** Opening Source data block **
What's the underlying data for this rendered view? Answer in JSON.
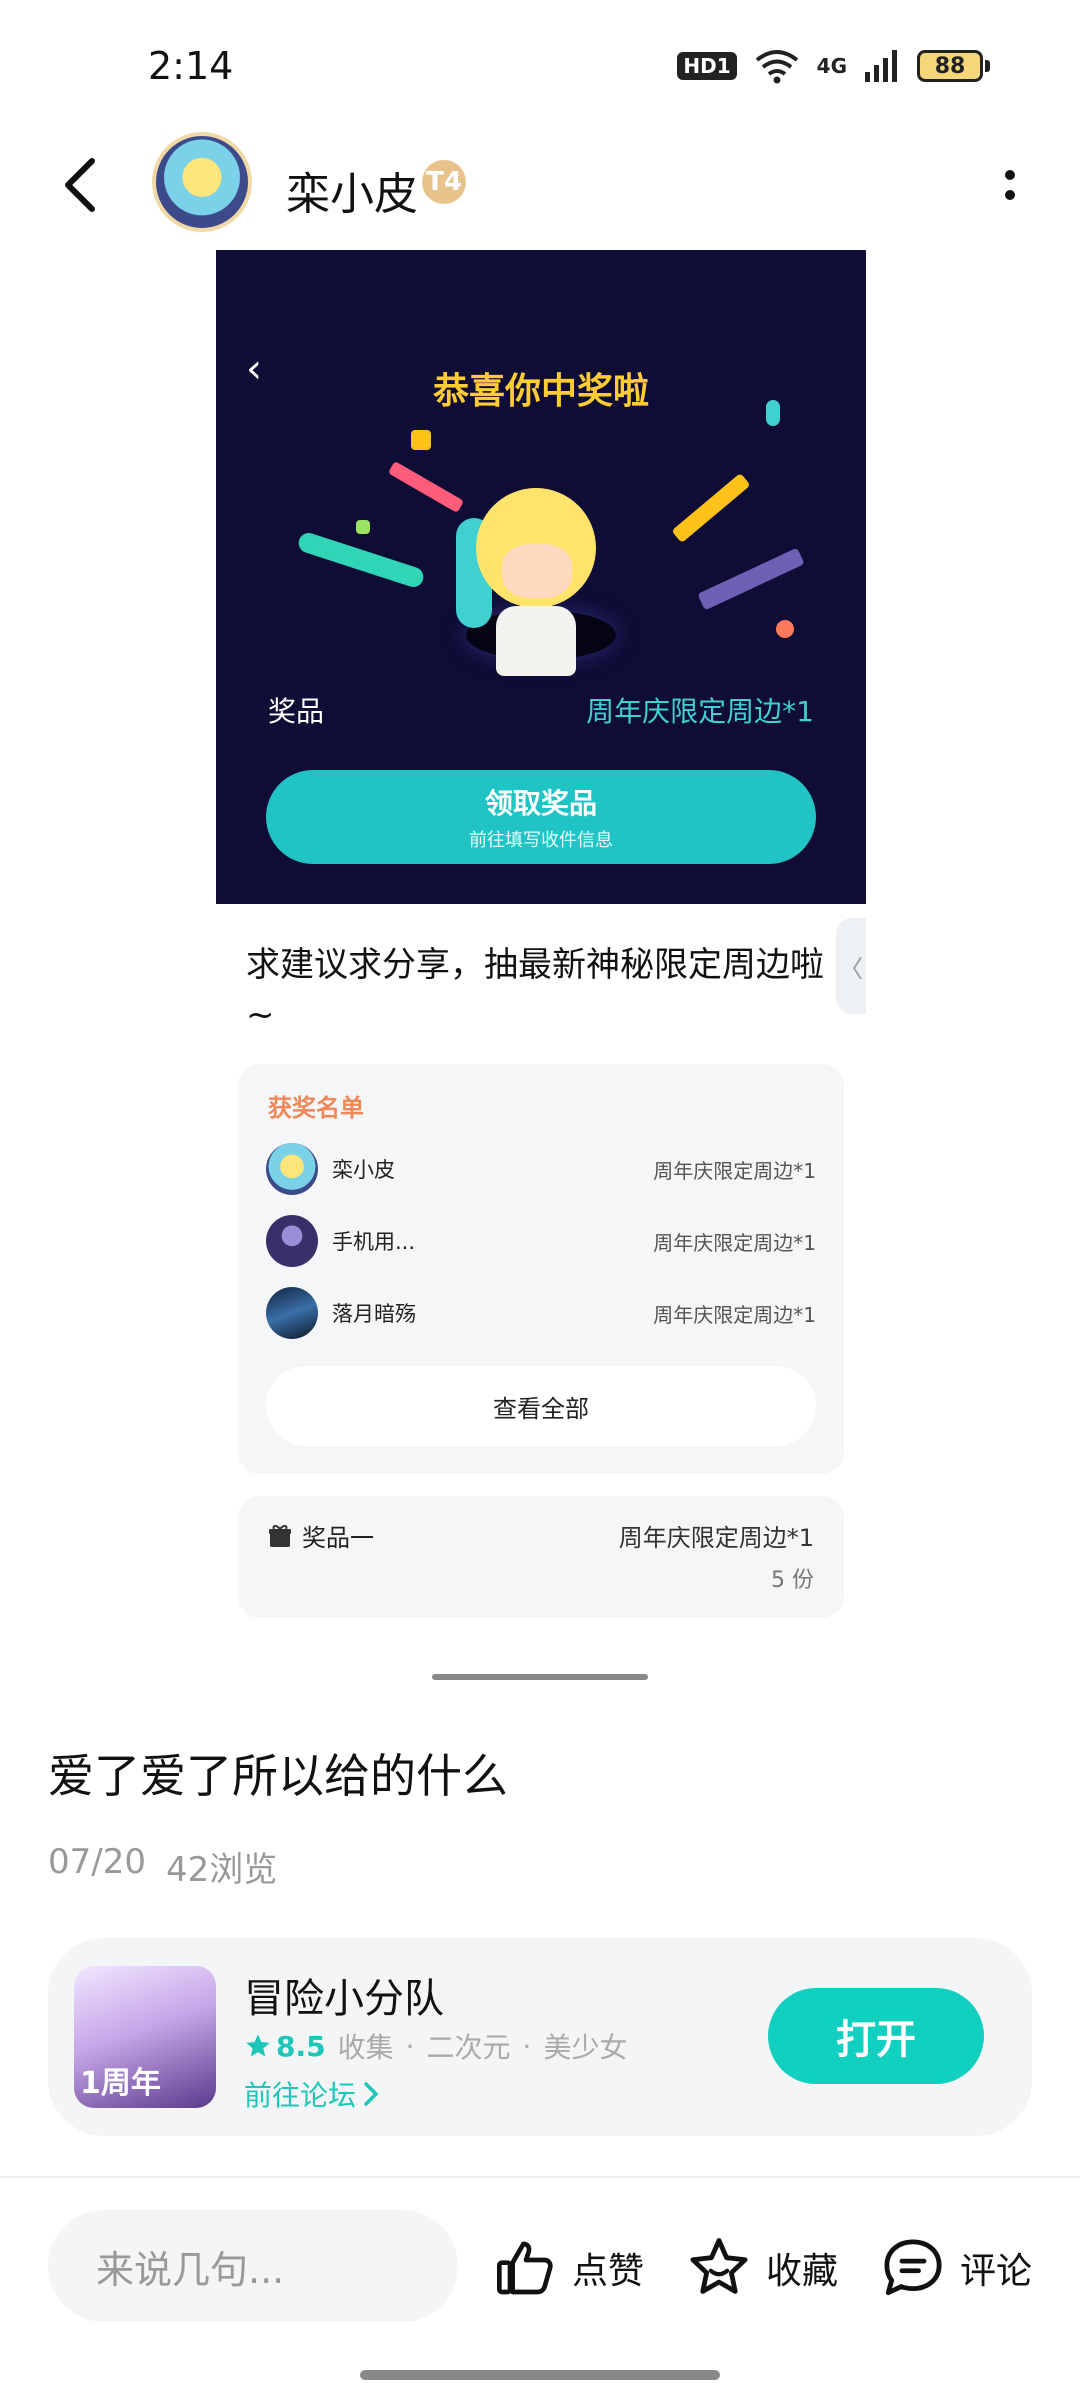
{
  "status_bar": {
    "time": "2:14",
    "network": "4G",
    "hd_label": "HD1",
    "battery": "88"
  },
  "header": {
    "user_name": "栾小皮",
    "level": "T4"
  },
  "post_image": {
    "title": "恭喜你中奖啦",
    "prize_label": "奖品",
    "prize_value": "周年庆限定周边*1",
    "claim_button": "领取奖品",
    "claim_sub": "前往填写收件信息",
    "description": "求建议求分享，抽最新神秘限定周边啦~",
    "side_handle": "〈",
    "winners_title": "获奖名单",
    "winners": [
      {
        "name": "栾小皮",
        "prize": "周年庆限定周边*1"
      },
      {
        "name": "手机用...",
        "prize": "周年庆限定周边*1"
      },
      {
        "name": "落月暗殇",
        "prize": "周年庆限定周边*1"
      }
    ],
    "view_all": "查看全部",
    "prize_item_name": "奖品一",
    "prize_item_value": "周年庆限定周边*1",
    "prize_item_count": "5 份"
  },
  "post": {
    "title": "爱了爱了所以给的什么",
    "date": "07/20",
    "views": "42浏览"
  },
  "app_card": {
    "name": "冒险小分队",
    "rating": "8.5",
    "tags": [
      "收集",
      "二次元",
      "美少女"
    ],
    "forum_link": "前往论坛",
    "open_button": "打开",
    "icon_badge": "1周年"
  },
  "bottom_bar": {
    "comment_placeholder": "来说几句...",
    "like": "点赞",
    "favorite": "收藏",
    "comment": "评论"
  },
  "colors": {
    "accent": "#12d0c0",
    "prize_bg": "#0f0c35",
    "title_yellow": "#ffcc33",
    "winners_orange": "#f0885a"
  }
}
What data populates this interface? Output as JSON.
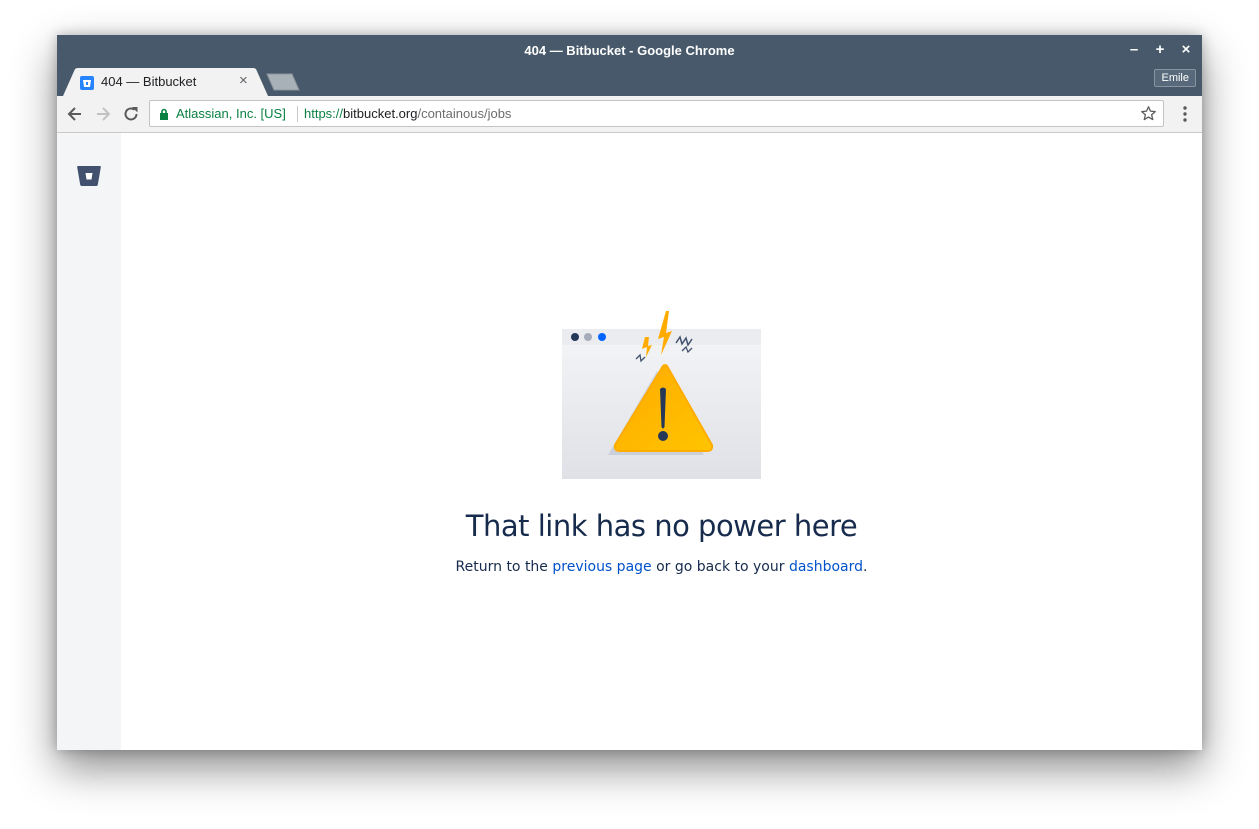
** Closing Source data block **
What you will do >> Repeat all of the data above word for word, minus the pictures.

Task solution >>
What's the underlying data for this rendered view? Answer in JSON.
{
  "status_bar": {
    "time": "2:14",
    "network": "4G",
    "hd_label": "HD1",
    "battery": "88"
  },
  "header": {
    "user_name": "栾小皮",
    "level": "T4"
  },
  "post_image": {
    "title": "恭喜你中奖啦",
    "prize_label": "奖品",
    "prize_value": "周年庆限定周边*1",
    "claim_button": "领取奖品",
    "claim_sub": "前往填写收件信息",
    "description": "求建议求分享，抽最新神秘限定周边啦~",
    "side_handle": "〈",
    "winners_title": "获奖名单",
    "winners": [
      {
        "name": "栾小皮",
        "prize": "周年庆限定周边*1"
      },
      {
        "name": "手机用...",
        "prize": "周年庆限定周边*1"
      },
      {
        "name": "落月暗殇",
        "prize": "周年庆限定周边*1"
      }
    ],
    "view_all": "查看全部",
    "prize_item_name": "奖品一",
    "prize_item_value": "周年庆限定周边*1",
    "prize_item_count": "5 份"
  },
  "post": {
    "title": "爱了爱了所以给的什么",
    "date": "07/20",
    "views": "42浏览"
  },
  "app_card": {
    "name": "冒险小分队",
    "rating": "8.5",
    "tags": [
      "收集",
      "二次元",
      "美少女"
    ],
    "forum_link": "前往论坛",
    "open_button": "打开",
    "icon_badge": "1周年"
  },
  "bottom_bar": {
    "comment_placeholder": "来说几句...",
    "like": "点赞",
    "favorite": "收藏",
    "comment": "评论"
  },
  "colors": {
    "accent": "#12d0c0",
    "prize_bg": "#0f0c35",
    "title_yellow": "#ffcc33",
    "winners_orange": "#f0885a"
  }
}
What data populates this interface? Output as JSON.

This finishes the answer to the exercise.